The antagonist of the film constantly breaks the fourth wall. His accomplice gets shot and, understanding he can control the world he's in because it's not real, he rewinds the events with a remote control (!!!) to a time right before his friend gets shot, preventing the killing from happening.

The movie was kind of mediocre but playing around with meta and breaking the fourth wall was cool!

Christopher Hantman's picture
Christopher Hantman March 13, 2014 - 6:59am


I am writing a metaficitional story now and this article, as well as all the examples, were extremely helpful. It is tough for me though to tell the difference from metafictional technique and cliche. I want to include a twist in my story, but how can I do it without seeming like I pulled a cheap shot to my reader?

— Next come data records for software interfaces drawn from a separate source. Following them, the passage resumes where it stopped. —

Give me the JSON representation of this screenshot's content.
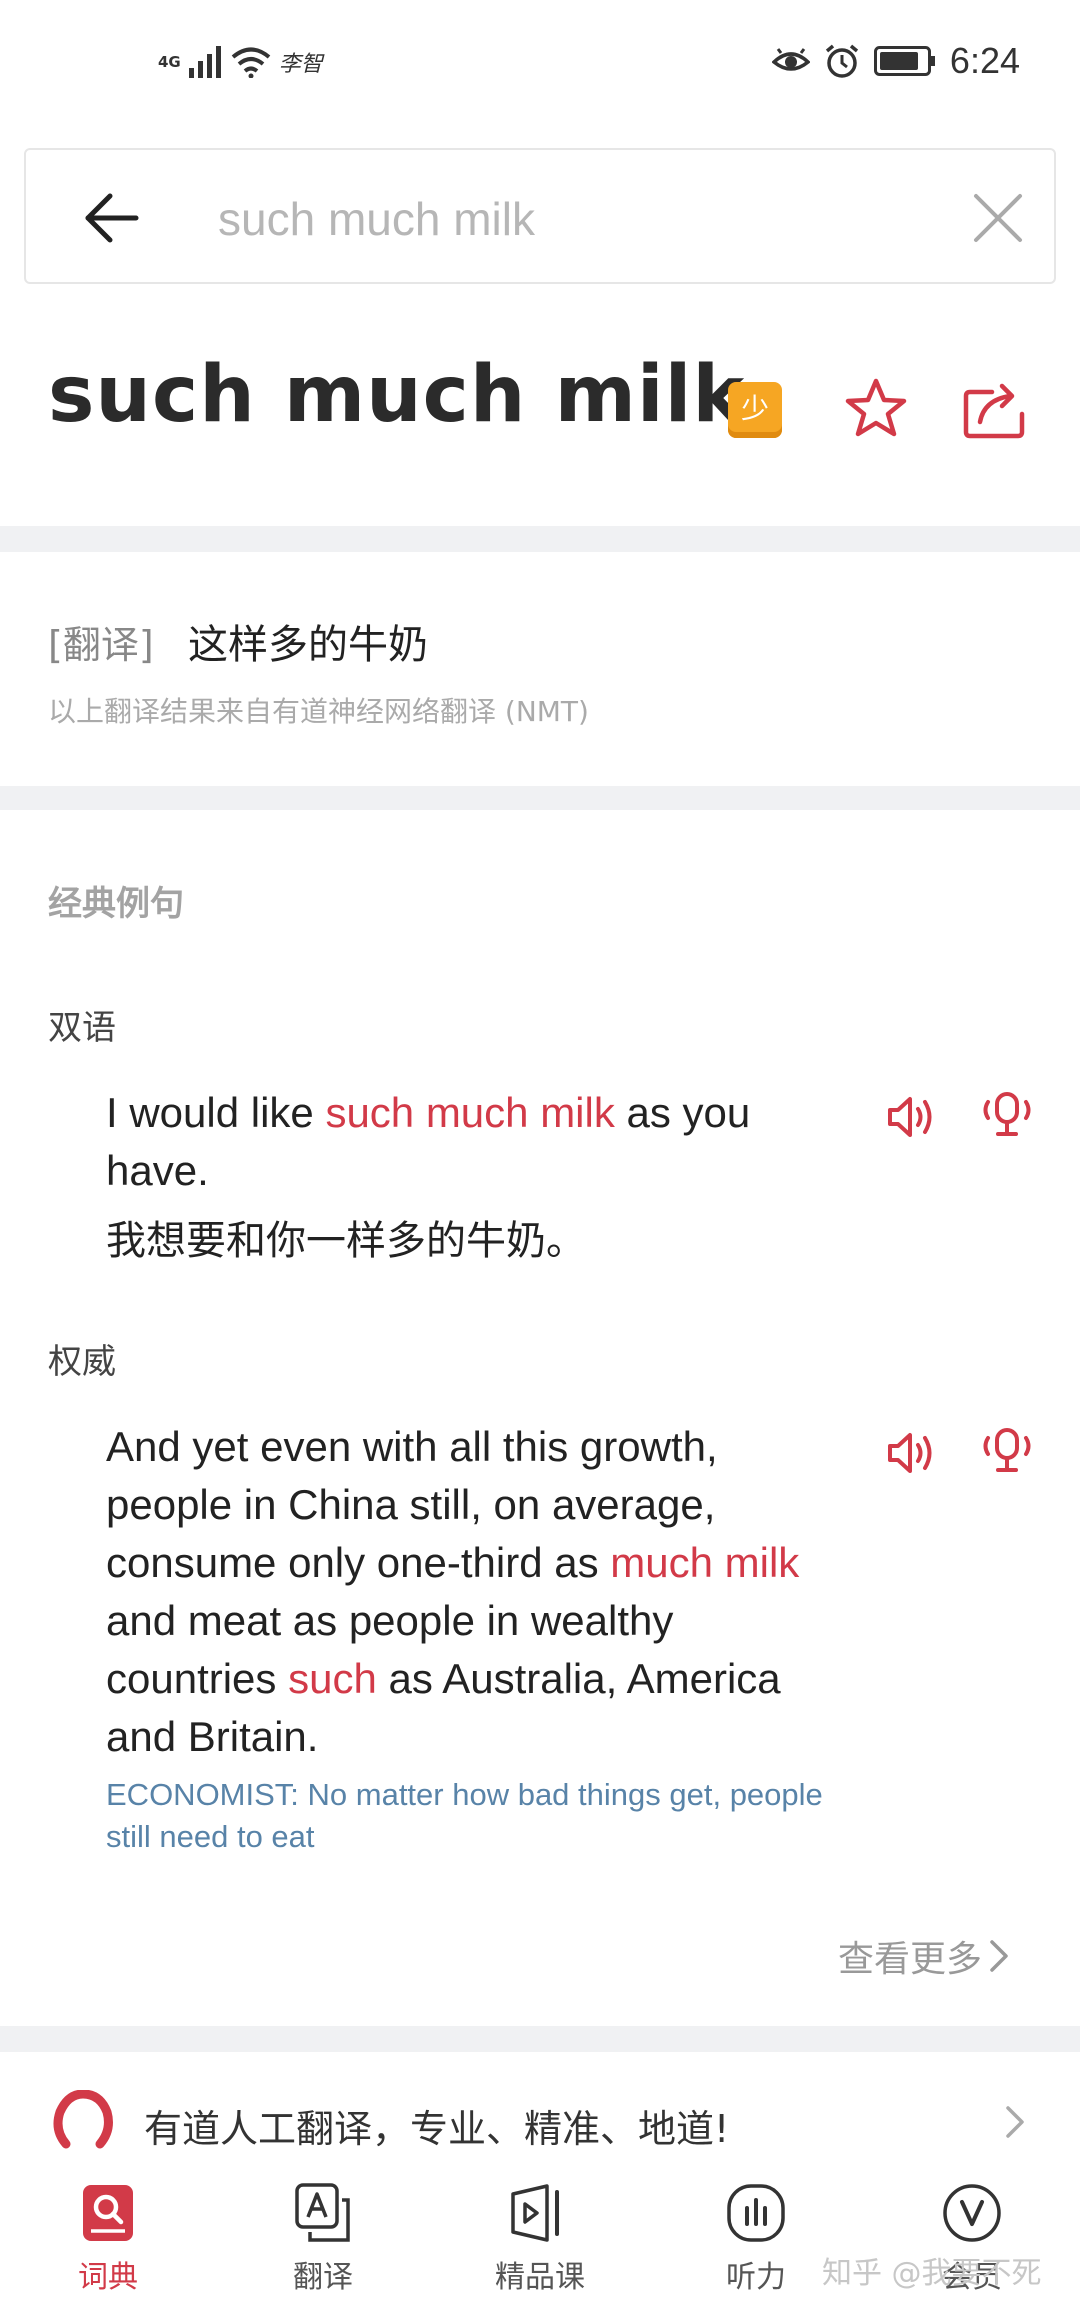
{
  "status_bar": {
    "network": "4G",
    "carrier_mark": "李智",
    "time": "6:24"
  },
  "search": {
    "query": "such much milk"
  },
  "headword": {
    "text": "such much milk",
    "badge": "少"
  },
  "translation": {
    "tag": "[翻译]",
    "text": "这样多的牛奶",
    "note": "以上翻译结果来自有道神经网络翻译 (NMT)"
  },
  "examples": {
    "section_title": "经典例句",
    "bilingual": {
      "label": "双语",
      "en_part1": "I would like ",
      "en_highlight": "such much milk",
      "en_part2": " as you have.",
      "cn": "我想要和你一样多的牛奶。"
    },
    "authority": {
      "label": "权威",
      "p1": "And yet even with all this growth, people in China still, on average, consume only one-third as ",
      "h1": "much milk",
      "p2": " and meat as people in wealthy countries ",
      "h2": "such",
      "p3": " as Australia, America and Britain.",
      "source": "ECONOMIST: No matter how bad things get, people still need to eat"
    },
    "more_label": "查看更多"
  },
  "promo": {
    "text": "有道人工翻译，专业、精准、地道!"
  },
  "nav": {
    "items": [
      {
        "label": "词典",
        "icon": "dictionary-icon",
        "active": true
      },
      {
        "label": "翻译",
        "icon": "translate-icon",
        "active": false
      },
      {
        "label": "精品课",
        "icon": "course-icon",
        "active": false
      },
      {
        "label": "听力",
        "icon": "listening-icon",
        "active": false
      },
      {
        "label": "会员",
        "icon": "vip-icon",
        "active": false
      }
    ]
  },
  "watermark": "知乎 @我要不死",
  "colors": {
    "accent": "#d23a48",
    "source_blue": "#5883a8",
    "badge": "#f6a623",
    "divider": "#f0f1f3"
  }
}
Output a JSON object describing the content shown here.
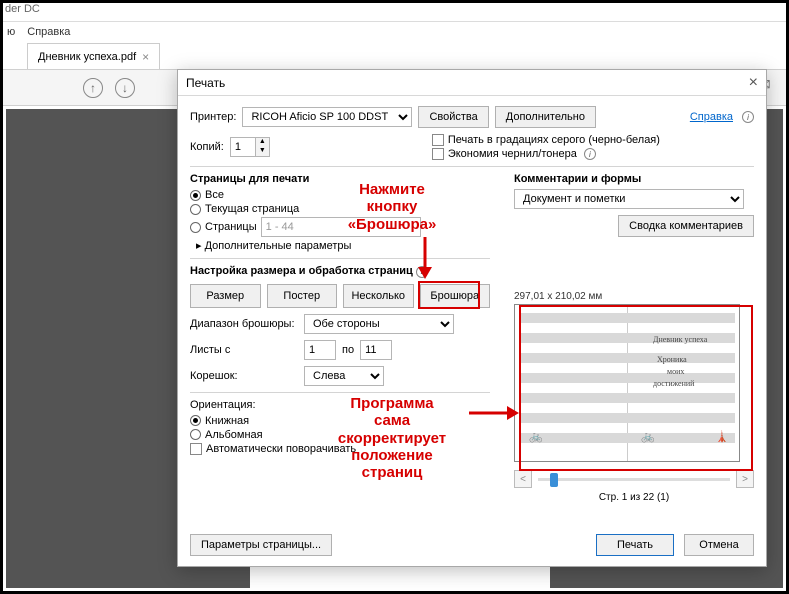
{
  "app": {
    "title_suffix": "der DC"
  },
  "menu": {
    "item1": "ю",
    "item2": "Справка"
  },
  "tab": {
    "name": "Дневник успеха.pdf"
  },
  "dialog": {
    "title": "Печать",
    "printer_lbl": "Принтер:",
    "printer_val": "RICOH Aficio SP 100 DDST",
    "properties_btn": "Свойства",
    "advanced_btn": "Дополнительно",
    "help_link": "Справка",
    "copies_lbl": "Копий:",
    "copies_val": "1",
    "chk_gray": "Печать в градациях серого (черно-белая)",
    "chk_ink": "Экономия чернил/тонера",
    "pages_group": "Страницы для печати",
    "rad_all": "Все",
    "rad_current": "Текущая страница",
    "rad_pages": "Страницы",
    "pages_range": "1 - 44",
    "more_params": "Дополнительные параметры",
    "size_group": "Настройка размера и обработка страниц",
    "btn_size": "Размер",
    "btn_poster": "Постер",
    "btn_multi": "Несколько",
    "btn_booklet": "Брошюра",
    "booklet_range_lbl": "Диапазон брошюры:",
    "booklet_range_val": "Обе стороны",
    "sheets_lbl": "Листы с",
    "sheets_from": "1",
    "sheets_to_lbl": "по",
    "sheets_to": "11",
    "binding_lbl": "Корешок:",
    "binding_val": "Слева",
    "orient_group": "Ориентация:",
    "rad_portrait": "Книжная",
    "rad_landscape": "Альбомная",
    "chk_autorotate": "Автоматически поворачивать",
    "comments_group": "Комментарии и формы",
    "comments_val": "Документ и пометки",
    "comments_summary": "Сводка комментариев",
    "preview_dims": "297,01 x 210,02 мм",
    "preview_caption": "Стр. 1 из 22 (1)",
    "page_setup_btn": "Параметры страницы...",
    "print_btn": "Печать",
    "cancel_btn": "Отмена",
    "preview_texts": {
      "t1": "Дневник успеха",
      "t2": "Хроника",
      "t3": "моих",
      "t4": "достижений"
    }
  },
  "annotations": {
    "a1_l1": "Нажмите",
    "a1_l2": "кнопку",
    "a1_l3": "«Брошюра»",
    "a2_l1": "Программа",
    "a2_l2": "сама",
    "a2_l3": "скорректирует",
    "a2_l4": "положение",
    "a2_l5": "страниц"
  }
}
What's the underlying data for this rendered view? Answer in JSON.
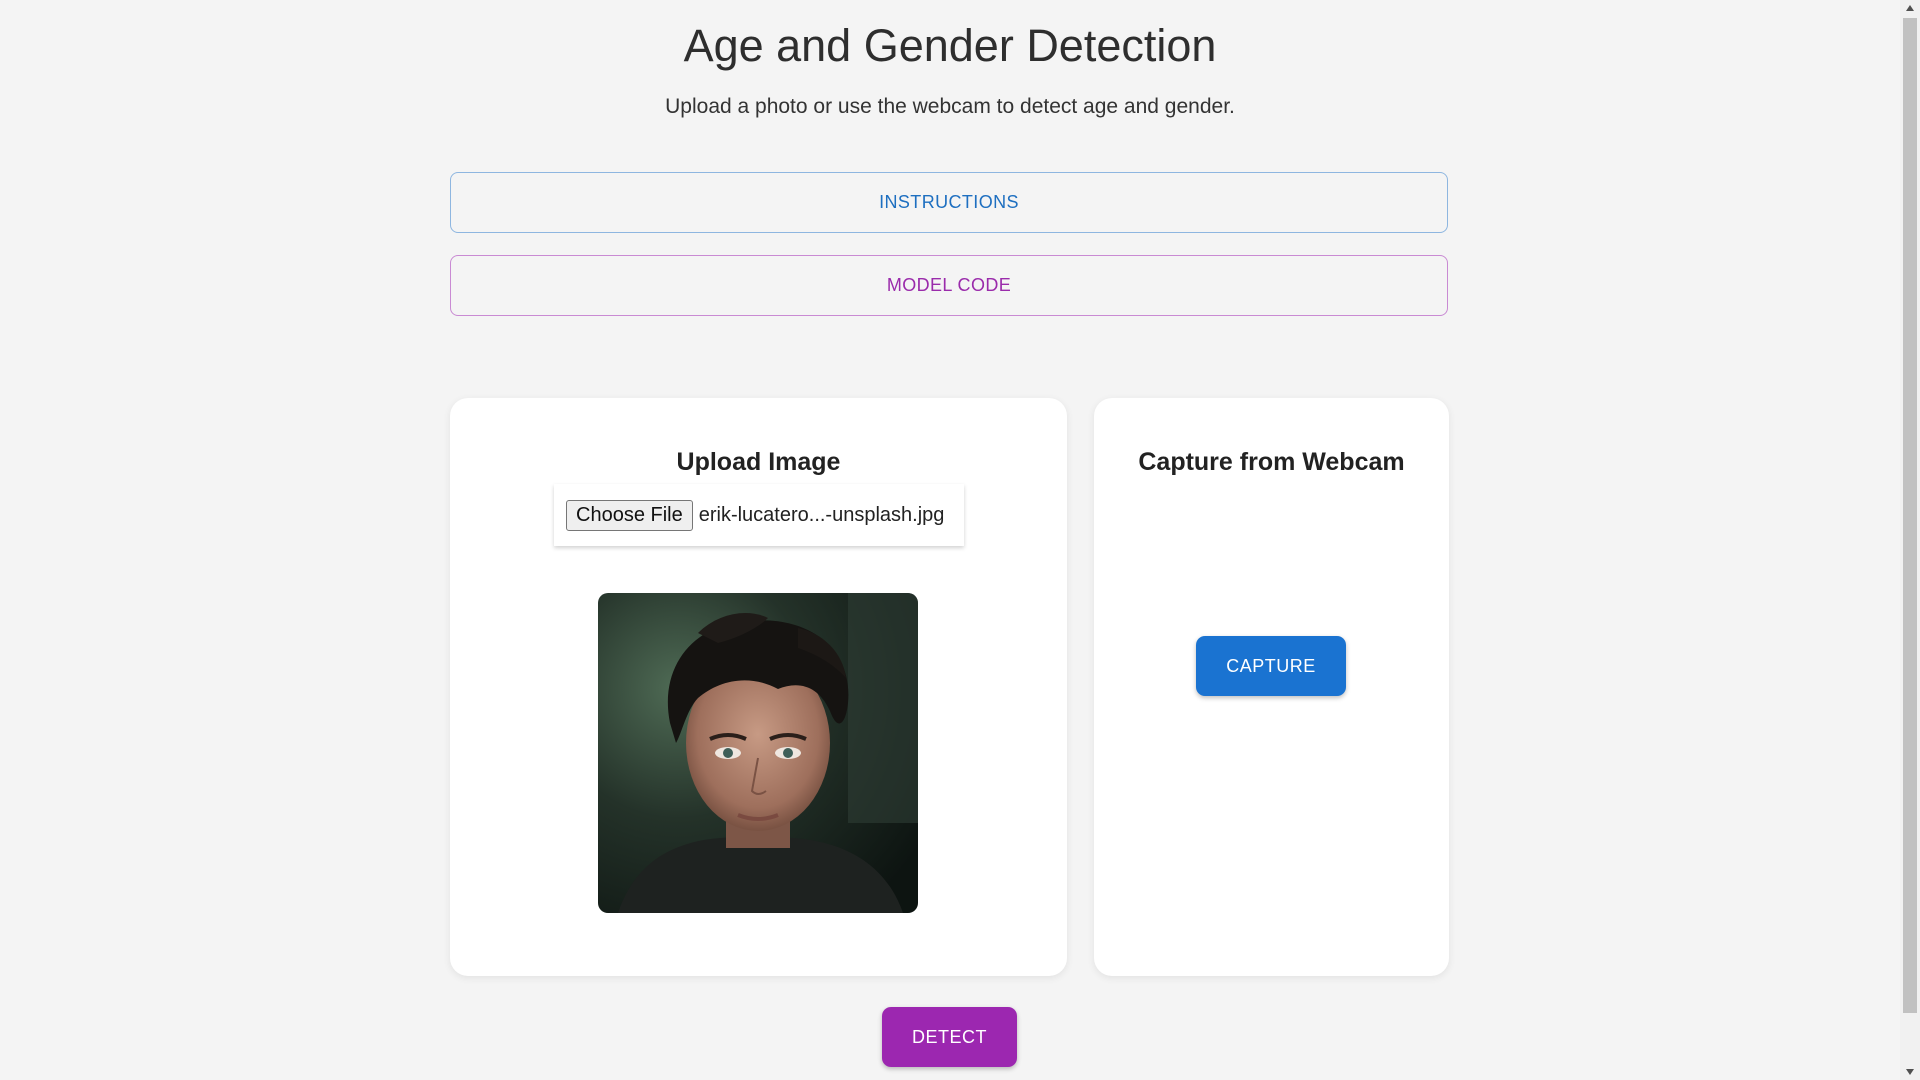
{
  "header": {
    "title": "Age and Gender Detection",
    "subtitle": "Upload a photo or use the webcam to detect age and gender."
  },
  "accordions": {
    "instructions_label": "INSTRUCTIONS",
    "model_code_label": "MODEL CODE"
  },
  "upload_card": {
    "title": "Upload Image",
    "choose_file_label": "Choose File",
    "file_name": "erik-lucatero...-unsplash.jpg",
    "preview_image": "portrait-photo"
  },
  "webcam_card": {
    "title": "Capture from Webcam",
    "capture_label": "CAPTURE"
  },
  "actions": {
    "detect_label": "DETECT"
  },
  "colors": {
    "background": "#f4f4f4",
    "instructions_accent": "#1e6fc0",
    "model_code_accent": "#9a2bab",
    "capture_button": "#1a73d1",
    "detect_button": "#9c27b0"
  },
  "icons": {
    "scroll_up": "triangle-up-icon",
    "scroll_down": "triangle-down-icon"
  }
}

Thanks again for the great article,


Lauren Wills's picture
Lauren Wills August 13, 2015 - 1:31am

‘Chiliad’ by Simon Otius, at unhappened dot com, is metafiction, but an immensely difficult yet rewarding read, requiring great patience.

Flavio V. Barroa's picture
Flavio V. Barroa February 18, 2018 - 4:58pm

I found your post on metafiction most instructive. This is a device I used in one of my short-stories. I begin by informing the reader how I’ve worked out the story. I, the narrator, then hear from a character the very core of the story which I (the narrator) pass on to the reader. In the last paragraph, I give the reader the very receipt of the story – like a magician, unveiling the secret of his or her tricks. Thanks a lot for your most useful posts. Flavio Barros